  • The children are believed to be aged between two and 17 and were living in a camp in northern Syria
  • Several European countries, including France and Belgium, have repatriated children from Syria in recent months

SYDNEY: Eight orphans of Australian Daesh fighters have been spirited out of a camp in Syria, Prime Minister Scott Morrison said Monday, in an apparent U-turn.
The children and grandchildren of two notorious militants are now in the care of Australian officials, he said in a statement.
The children are believed to be aged between two and 17 and were living in a camp in northern Syria — making consular access all but impossible.
Morrison previously indicated his government would only help citizens if they approached an embassy or consulate but appeared to have had a change of heart.
“The fact that parents put their children into harm’s way by taking them into a war zone was a despicable act,” Morrison said in a statement.
“However, children should not be punished for the crimes of their parents.”
The group includes three surviving children and two grandchildren of Sydney-born Khaled Sharrouf — who came to prominence after posting a photo of one of his sons holding the head of a Syrian soldier.
There are also three children of Yasin Rizvic who traveled from Australia to Syria with his wife.
Both Daesh fighters are presumed dead.
Morrison did not name the children or elaborate on how they were removed, but confirmed they were “repatriated from the conflict zone into the care of Australian government officials.”
The Australian Broadcasting Corporation reported that the children had been moved to a country neighboring Syria.
Their case had gained widespread attention after the grandmother of the Sharrouf children — 17-year-old heavily pregnant Zaynab, her younger sister Hoda, their eight-year-old brother Hamzeh, and Zaynab’s two young children Ayesha, three, and Fatima, two — had pleaded with Canberra to bring them home.
Grandmother Karen Nettleton even traveled to the camp earlier this year to meet them but was rebuffed by authorities, and Morrison said he did not want to put Australian lives at risk.
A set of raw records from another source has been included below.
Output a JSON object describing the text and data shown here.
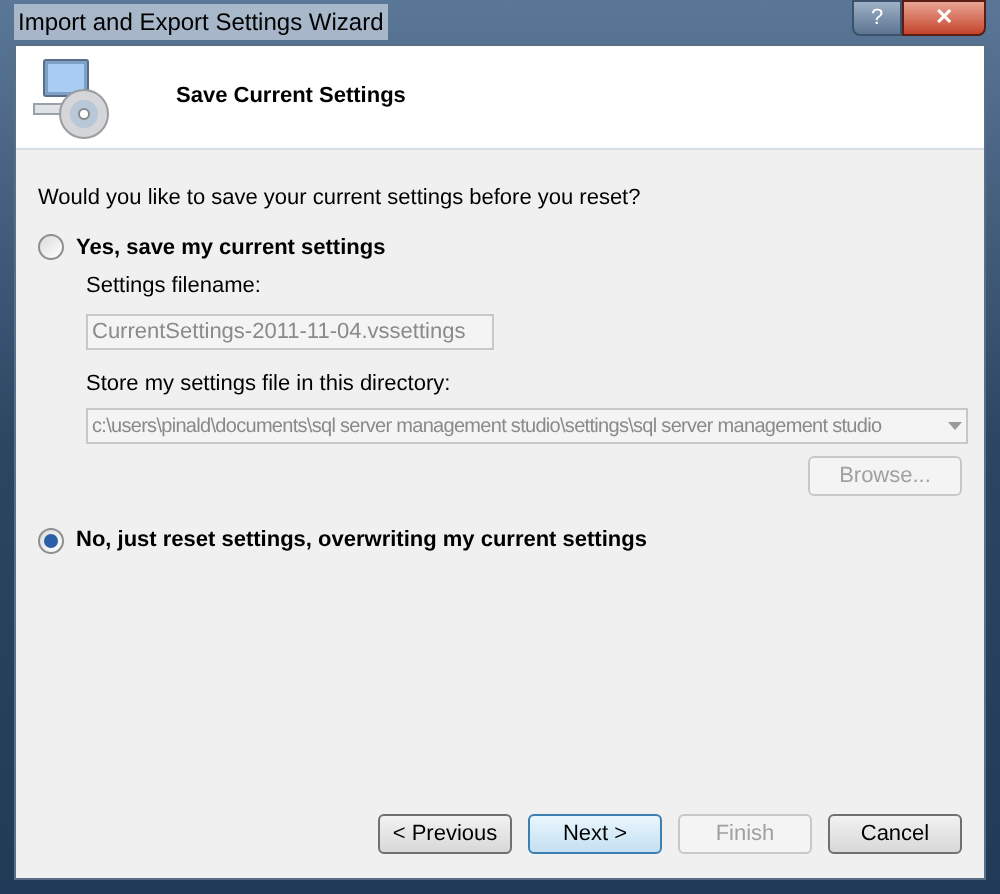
{
  "window": {
    "title": "Import and Export Settings Wizard",
    "help": "?",
    "close": "✕"
  },
  "header": {
    "title": "Save Current Settings"
  },
  "question": "Would you like to save your current settings before you reset?",
  "options": [
    {
      "label": "Yes, save my current settings",
      "selected": false
    },
    {
      "label": "No, just reset settings, overwriting my current settings",
      "selected": true
    }
  ],
  "filename": {
    "label": "Settings filename:",
    "value": "CurrentSettings-2011-11-04.vssettings",
    "disabled": true
  },
  "directory": {
    "label": "Store my settings file in this directory:",
    "value": "c:\\users\\pinald\\documents\\sql server management studio\\settings\\sql server management studio",
    "disabled": true
  },
  "browse": {
    "label": "Browse...",
    "disabled": true
  },
  "buttons": [
    {
      "label": "< Previous",
      "disabled": false,
      "selected": false
    },
    {
      "label": "Next >",
      "disabled": false,
      "selected": true
    },
    {
      "label": "Finish",
      "disabled": true,
      "selected": false
    },
    {
      "label": "Cancel",
      "disabled": false,
      "selected": false
    }
  ]
}
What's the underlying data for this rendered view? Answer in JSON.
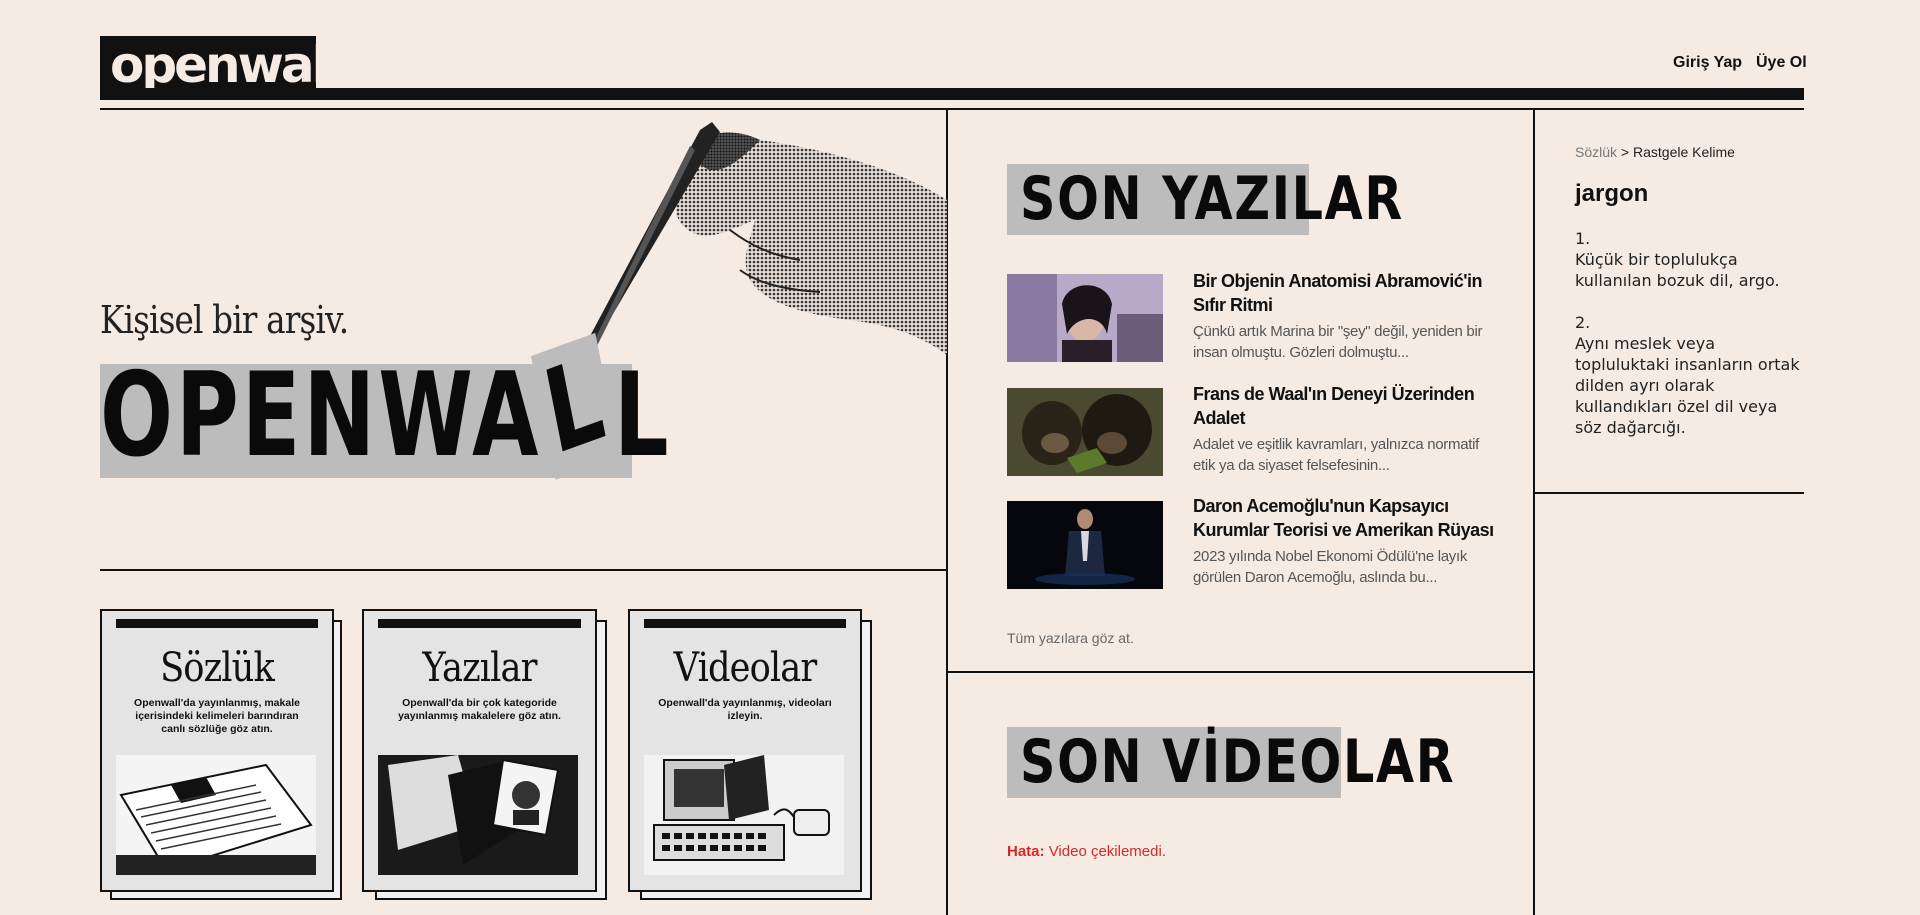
{
  "header": {
    "logo": "openwall",
    "nav": {
      "login": "Giriş Yap",
      "signup": "Üye Ol"
    }
  },
  "hero": {
    "subtitle": "Kişisel bir arşiv.",
    "title": "OPENWALL",
    "title_parts": [
      "OPENWA",
      "L",
      "L"
    ]
  },
  "cards": [
    {
      "title": "Sözlük",
      "desc": "Openwall'da yayınlanmış, makale içerisindeki kelimeleri barındıran canlı sözlüğe göz atın.",
      "art": "newspaper-illustration"
    },
    {
      "title": "Yazılar",
      "desc": "Openwall'da bir çok kategoride yayınlanmış makalelere göz atın.",
      "art": "documents-portrait-illustration"
    },
    {
      "title": "Videolar",
      "desc": "Openwall'da yayınlanmış, videoları izleyin.",
      "art": "retro-computer-illustration"
    }
  ],
  "latest_posts": {
    "heading": "SON YAZILAR",
    "items": [
      {
        "title": "Bir Objenin Anatomisi Abramović'in Sıfır Ritmi",
        "excerpt": "Çünkü artık Marina bir \"şey\" değil, yeniden bir insan olmuştu. Gözleri dolmuştu..."
      },
      {
        "title": "Frans de Waal'ın Deneyi Üzerinden Adalet",
        "excerpt": "Adalet ve eşitlik kavramları, yalnızca normatif etik ya da siyaset felsefesinin..."
      },
      {
        "title": "Daron Acemoğlu'nun Kapsayıcı Kurumlar Teorisi ve Amerikan Rüyası",
        "excerpt": "2023 yılında Nobel Ekonomi Ödülü'ne layık görülen Daron Acemoğlu, aslında bu..."
      }
    ],
    "all_link": "Tüm yazılara göz at."
  },
  "latest_videos": {
    "heading": "SON VİDEOLAR",
    "error_label": "Hata:",
    "error_message": "Video çekilemedi."
  },
  "dictionary": {
    "breadcrumb_root": "Sözlük",
    "breadcrumb_sep": ">",
    "breadcrumb_current": "Rastgele Kelime",
    "word": "jargon",
    "definitions": [
      {
        "num": "1.",
        "text": "Küçük bir toplulukça kullanılan bozuk dil, argo."
      },
      {
        "num": "2.",
        "text": "Aynı meslek veya topluluktaki insanların ortak dilden ayrı olarak kullandıkları özel dil veya söz dağarcığı."
      }
    ]
  },
  "colors": {
    "background": "#f6ebe3",
    "ink": "#111111",
    "highlight": "#bdbcbd",
    "error": "#d62828"
  }
}
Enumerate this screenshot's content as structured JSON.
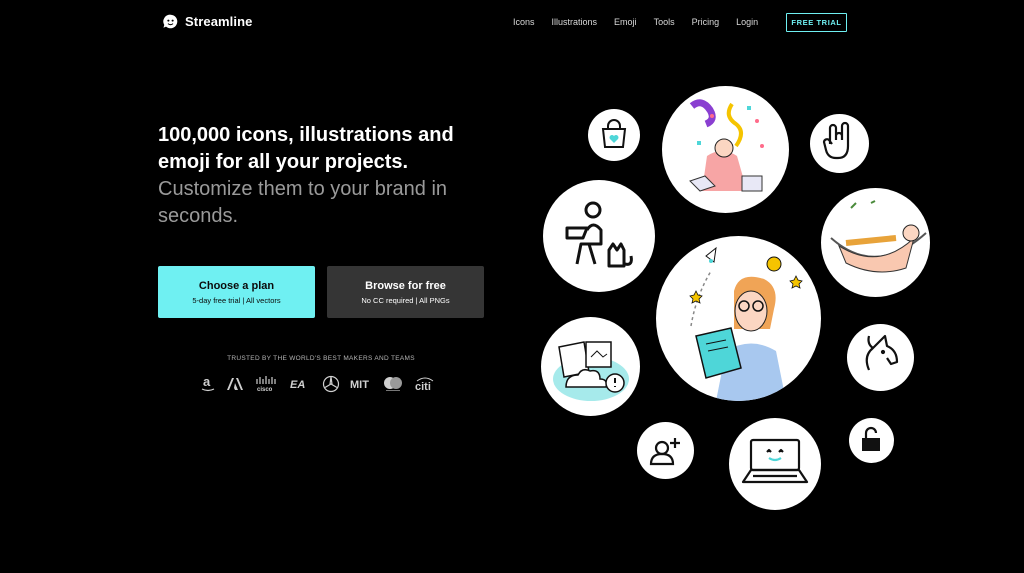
{
  "header": {
    "brand": "Streamline",
    "nav": [
      "Icons",
      "Illustrations",
      "Emoji",
      "Tools",
      "Pricing",
      "Login"
    ],
    "cta": "FREE TRIAL"
  },
  "hero": {
    "headline_line1": "100,000 icons, illustrations and",
    "headline_line2": "emoji for all your projects.",
    "subline": "Customize them to your brand in seconds.",
    "primary_button": {
      "title": "Choose a plan",
      "subtitle": "5-day free trial | All vectors"
    },
    "secondary_button": {
      "title": "Browse for free",
      "subtitle": "No CC required | All PNGs"
    },
    "trusted": "TRUSTED BY THE WORLD'S BEST MAKERS AND TEAMS",
    "brands": [
      "amazon-logo",
      "adobe-logo",
      "cisco-logo",
      "ea-logo",
      "mercedes-logo",
      "mit-logo",
      "mastercard-logo",
      "citi-logo"
    ]
  },
  "brand_text": {
    "cisco": "cisco",
    "ea": "EA",
    "mit": "MIT",
    "citi": "citi"
  },
  "colors": {
    "accent": "#6ff0f2",
    "background": "#000000",
    "secondary_button": "#353535"
  }
}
The prime minister on Monday repeated his concerns, adding that “repatriating these children was not a decision the Australian government made lightly.”
“Australia’s national security and the safety of our people and personnel have always been our most important considerations in this matter,” he said.
The fate of foreign fighters and their families has become a significant problem for governments as the conflict against Daesh draws to a close.
Several European countries, including France and Belgium, have repatriated children from Syria in recent months.